(Data entries)
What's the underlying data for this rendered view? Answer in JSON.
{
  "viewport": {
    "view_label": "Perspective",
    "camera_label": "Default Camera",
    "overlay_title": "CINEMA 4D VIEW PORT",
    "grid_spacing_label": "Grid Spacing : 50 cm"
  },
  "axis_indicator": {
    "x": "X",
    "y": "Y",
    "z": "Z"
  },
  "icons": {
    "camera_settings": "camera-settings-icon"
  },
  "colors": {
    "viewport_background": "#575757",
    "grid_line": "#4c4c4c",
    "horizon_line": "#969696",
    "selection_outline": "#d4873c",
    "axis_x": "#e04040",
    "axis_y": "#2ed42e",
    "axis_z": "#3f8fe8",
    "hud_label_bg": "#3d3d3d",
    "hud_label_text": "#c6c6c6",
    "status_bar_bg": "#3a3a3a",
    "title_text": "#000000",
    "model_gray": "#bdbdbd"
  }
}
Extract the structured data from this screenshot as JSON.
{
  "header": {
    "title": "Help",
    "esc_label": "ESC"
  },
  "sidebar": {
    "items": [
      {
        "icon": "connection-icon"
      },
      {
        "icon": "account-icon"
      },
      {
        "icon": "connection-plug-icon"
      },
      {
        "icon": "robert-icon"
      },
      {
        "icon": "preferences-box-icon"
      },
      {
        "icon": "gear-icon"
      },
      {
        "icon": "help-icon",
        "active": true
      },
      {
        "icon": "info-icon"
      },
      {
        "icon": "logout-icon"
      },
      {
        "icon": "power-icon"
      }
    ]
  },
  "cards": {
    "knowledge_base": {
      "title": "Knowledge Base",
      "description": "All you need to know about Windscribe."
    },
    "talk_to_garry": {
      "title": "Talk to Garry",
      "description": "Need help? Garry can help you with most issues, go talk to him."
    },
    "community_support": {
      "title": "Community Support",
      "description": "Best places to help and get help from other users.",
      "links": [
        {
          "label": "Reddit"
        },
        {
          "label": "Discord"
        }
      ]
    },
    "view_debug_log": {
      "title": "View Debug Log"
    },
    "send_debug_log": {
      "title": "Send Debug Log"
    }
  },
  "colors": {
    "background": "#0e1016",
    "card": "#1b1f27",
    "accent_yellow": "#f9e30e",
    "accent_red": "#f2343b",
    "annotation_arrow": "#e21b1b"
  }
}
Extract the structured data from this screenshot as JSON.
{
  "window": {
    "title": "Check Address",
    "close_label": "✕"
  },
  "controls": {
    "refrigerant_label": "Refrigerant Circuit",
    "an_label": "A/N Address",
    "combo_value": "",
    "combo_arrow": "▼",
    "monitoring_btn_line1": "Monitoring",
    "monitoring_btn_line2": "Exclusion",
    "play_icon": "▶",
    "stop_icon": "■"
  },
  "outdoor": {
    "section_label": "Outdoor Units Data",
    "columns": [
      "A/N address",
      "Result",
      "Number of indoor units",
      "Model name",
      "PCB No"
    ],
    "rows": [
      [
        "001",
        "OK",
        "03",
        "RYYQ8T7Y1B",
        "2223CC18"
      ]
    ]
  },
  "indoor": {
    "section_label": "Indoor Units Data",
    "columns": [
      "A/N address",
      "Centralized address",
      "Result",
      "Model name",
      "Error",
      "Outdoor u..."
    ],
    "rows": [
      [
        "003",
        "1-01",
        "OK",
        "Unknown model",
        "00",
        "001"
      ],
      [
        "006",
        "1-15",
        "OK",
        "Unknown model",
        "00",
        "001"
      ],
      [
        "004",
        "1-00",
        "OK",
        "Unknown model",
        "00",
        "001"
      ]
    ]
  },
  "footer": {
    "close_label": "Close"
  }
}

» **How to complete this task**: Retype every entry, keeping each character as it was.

» **Exercise solution**:
What's the underlying data for this rendered view? Answer in JSON.
{
  "viewport": {
    "view_label": "Perspective",
    "camera_label": "Default Camera",
    "overlay_title": "CINEMA 4D VIEW PORT",
    "grid_spacing_label": "Grid Spacing : 50 cm"
  },
  "axis_indicator": {
    "x": "X",
    "y": "Y",
    "z": "Z"
  },
  "icons": {
    "camera_settings": "camera-settings-icon"
  },
  "colors": {
    "viewport_background": "#575757",
    "grid_line": "#4c4c4c",
    "horizon_line": "#969696",
    "selection_outline": "#d4873c",
    "axis_x": "#e04040",
    "axis_y": "#2ed42e",
    "axis_z": "#3f8fe8",
    "hud_label_bg": "#3d3d3d",
    "hud_label_text": "#c6c6c6",
    "status_bar_bg": "#3a3a3a",
    "title_text": "#000000",
    "model_gray": "#bdbdbd"
  }
}
Extract the structured data from this screenshot as JSON.
{
  "header": {
    "title": "Help",
    "esc_label": "ESC"
  },
  "sidebar": {
    "items": [
      {
        "icon": "connection-icon"
      },
      {
        "icon": "account-icon"
      },
      {
        "icon": "connection-plug-icon"
      },
      {
        "icon": "robert-icon"
      },
      {
        "icon": "preferences-box-icon"
      },
      {
        "icon": "gear-icon"
      },
      {
        "icon": "help-icon",
        "active": true
      },
      {
        "icon": "info-icon"
      },
      {
        "icon": "logout-icon"
      },
      {
        "icon": "power-icon"
      }
    ]
  },
  "cards": {
    "knowledge_base": {
      "title": "Knowledge Base",
      "description": "All you need to know about Windscribe."
    },
    "talk_to_garry": {
      "title": "Talk to Garry",
      "description": "Need help? Garry can help you with most issues, go talk to him."
    },
    "community_support": {
      "title": "Community Support",
      "description": "Best places to help and get help from other users.",
      "links": [
        {
          "label": "Reddit"
        },
        {
          "label": "Discord"
        }
      ]
    },
    "view_debug_log": {
      "title": "View Debug Log"
    },
    "send_debug_log": {
      "title": "Send Debug Log"
    }
  },
  "colors": {
    "background": "#0e1016",
    "card": "#1b1f27",
    "accent_yellow": "#f9e30e",
    "accent_red": "#f2343b",
    "annotation_arrow": "#e21b1b"
  }
}
Extract the structured data from this screenshot as JSON.
{
  "window": {
    "title": "Check Address",
    "close_label": "✕"
  },
  "controls": {
    "refrigerant_label": "Refrigerant Circuit",
    "an_label": "A/N Address",
    "combo_value": "",
    "combo_arrow": "▼",
    "monitoring_btn_line1": "Monitoring",
    "monitoring_btn_line2": "Exclusion",
    "play_icon": "▶",
    "stop_icon": "■"
  },
  "outdoor": {
    "section_label": "Outdoor Units Data",
    "columns": [
      "A/N address",
      "Result",
      "Number of indoor units",
      "Model name",
      "PCB No"
    ],
    "rows": [
      [
        "001",
        "OK",
        "03",
        "RYYQ8T7Y1B",
        "2223CC18"
      ]
    ]
  },
  "indoor": {
    "section_label": "Indoor Units Data",
    "columns": [
      "A/N address",
      "Centralized address",
      "Result",
      "Model name",
      "Error",
      "Outdoor u..."
    ],
    "rows": [
      [
        "003",
        "1-01",
        "OK",
        "Unknown model",
        "00",
        "001"
      ],
      [
        "006",
        "1-15",
        "OK",
        "Unknown model",
        "00",
        "001"
      ],
      [
        "004",
        "1-00",
        "OK",
        "Unknown model",
        "00",
        "001"
      ]
    ]
  },
  "footer": {
    "close_label": "Close"
  }
}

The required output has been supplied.